By Lindsey Olander
December 11, 2015
commercial flights to antarctica
Credit: Adam Ungar/ALE

Reaching Antarctica is a feat unto itself: runway landings have historically been limited to heavy cargo and military research jets, while those who prefer to arrive in comfort are slowed by 10-day to three-week journeys aboard cruise ships like the Seabourne Quest in order to reach its icy shores. But change is on the way.

After seven months of preparation in partnership with Antarctic Logistics & Expeditions (ALE), Icelandic airline Loftleidir has landed the first Boeing 757 passenger airliner on Union Glacier’s blue-ice runway—formed when fallen snow on a glacier gets compacted and recrystallizes—in a successful test to prove that a commercial airliner can land in such conditions.

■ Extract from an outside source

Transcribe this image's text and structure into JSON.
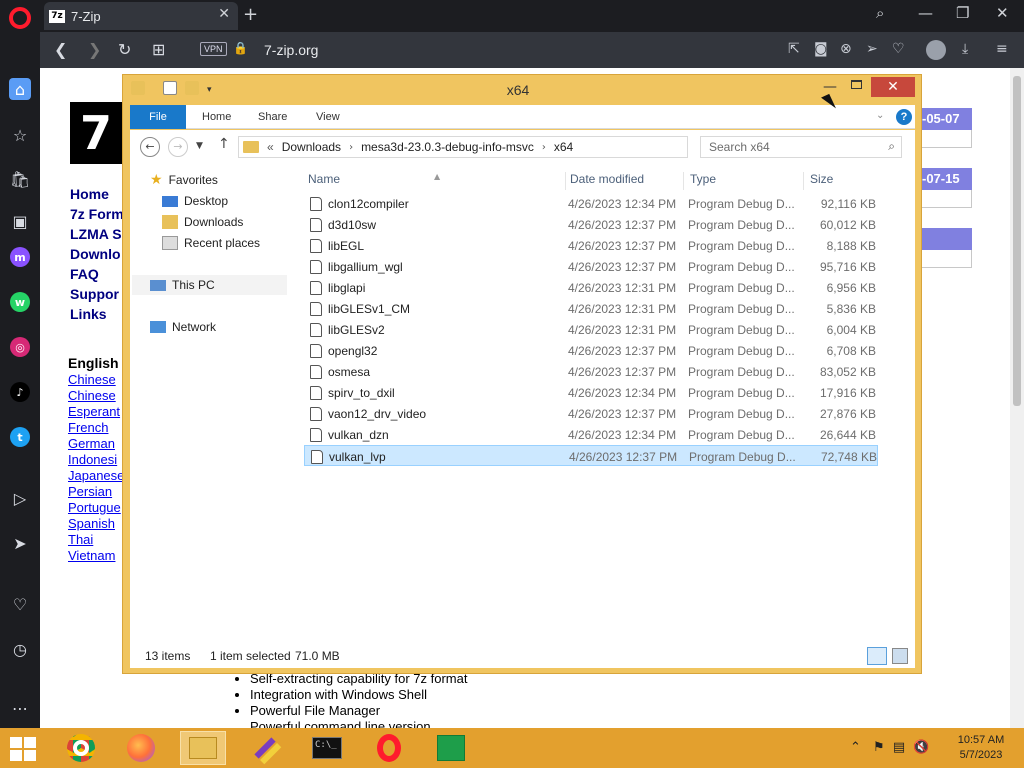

ALE already transports up to 500 visitors a season to Antarctica during small group trips aboard cargo jets—but development this holds promise that travelers will see increased visitation numbers, upgrades in comfort (the 757 had 62 business class seats aboard), and reduced transit times in the near future.